Note: This page contains outdated content and may not appear correctly.
Please Click Here to find recent news, events and information from CUPE Ontario.

December 3 is the International Day of Persons with Disabilities, a day to renew our commitment to fighting for the rights, dignity and well-being of persons with disabilities.

This year, one of the focuses chosen by the United Nations is “Creating Enabling Work Environments.” The UN holds that the right to work is a fundamental human right and employers should undertake measures to identify and eliminate barriers to the employment, advancement and retention of persons with disabilities.

For more than 50 years, CUPE Ontario has been standing up for fairness and together, we have made important advances in accessibility and equality for workers with disabilities.

By bargaining strong language in our collective agreements, we help to make our workplaces more accessible. Through political action, we support laws that break down barriers throughout society.

Despite the important advances we have made, the road to equality for persons with disabilities remains a long one.

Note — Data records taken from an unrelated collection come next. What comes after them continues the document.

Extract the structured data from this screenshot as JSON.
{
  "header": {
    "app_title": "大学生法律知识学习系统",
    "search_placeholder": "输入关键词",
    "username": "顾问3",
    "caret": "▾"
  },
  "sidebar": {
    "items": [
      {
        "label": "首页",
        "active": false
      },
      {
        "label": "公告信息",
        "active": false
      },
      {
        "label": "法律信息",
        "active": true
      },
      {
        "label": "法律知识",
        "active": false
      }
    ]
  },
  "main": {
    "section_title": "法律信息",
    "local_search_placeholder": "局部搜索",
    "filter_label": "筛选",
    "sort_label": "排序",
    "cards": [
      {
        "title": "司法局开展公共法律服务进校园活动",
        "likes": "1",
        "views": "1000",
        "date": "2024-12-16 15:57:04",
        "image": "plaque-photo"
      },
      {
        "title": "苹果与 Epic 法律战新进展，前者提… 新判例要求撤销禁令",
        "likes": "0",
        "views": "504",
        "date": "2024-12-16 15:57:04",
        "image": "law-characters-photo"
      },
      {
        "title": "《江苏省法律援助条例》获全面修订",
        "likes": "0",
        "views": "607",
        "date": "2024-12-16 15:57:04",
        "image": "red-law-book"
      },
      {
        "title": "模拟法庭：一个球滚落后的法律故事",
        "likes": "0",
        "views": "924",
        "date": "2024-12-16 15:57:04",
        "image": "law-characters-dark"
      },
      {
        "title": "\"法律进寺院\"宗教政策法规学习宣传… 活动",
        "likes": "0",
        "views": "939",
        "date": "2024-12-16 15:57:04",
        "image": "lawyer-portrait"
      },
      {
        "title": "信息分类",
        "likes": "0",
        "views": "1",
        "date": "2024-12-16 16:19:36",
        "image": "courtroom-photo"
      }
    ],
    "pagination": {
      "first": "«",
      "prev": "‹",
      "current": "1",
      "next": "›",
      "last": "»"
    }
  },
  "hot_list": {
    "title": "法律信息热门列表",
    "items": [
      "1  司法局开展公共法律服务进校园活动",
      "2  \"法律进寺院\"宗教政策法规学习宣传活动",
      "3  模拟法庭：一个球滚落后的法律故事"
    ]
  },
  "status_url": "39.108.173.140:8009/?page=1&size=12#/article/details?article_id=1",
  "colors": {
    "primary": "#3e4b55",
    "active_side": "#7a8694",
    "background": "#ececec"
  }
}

Approximately 14 percent of people have some form of disability, according to Statistics Canada. Persons with disabilities face higher rates of unemployment and poverty. While there have been gains made in moving towards accessibility across the public sector, provincial government cuts to every ministry jeopardize this work. On this day, we must draw attention to who it is that will pay the price for the Liberal corporate tax cuts that are driving their agenda of service cuts.

In Ontario, we made an important step forward with the passing of the Accessibility for Ontarians with Disabilities Act (AODA) in 2004. Passing a law is just a first step, though. It is only a meaningful step if it is followed up with a campaign of public education and with enforcement of the law. Ontario has dragged its feet on these elements.

CUPE Ontario’s Workers with Disabilities Committee is monitoring progress on the law, and is also producing a resource binder for each local. This will contain a wealth of information from which we may all learn and help create more accessible, inclusive workplaces.

We also encourage locals to make it a priority to send workers with disabilities to CUPE Ontario conferences and to our Convention in May. Workers with disabilities face many barriers to employment and we need their knowledge, experience and voices to continue our fight for fairness, for equality, and for accessible and inclusive workplaces.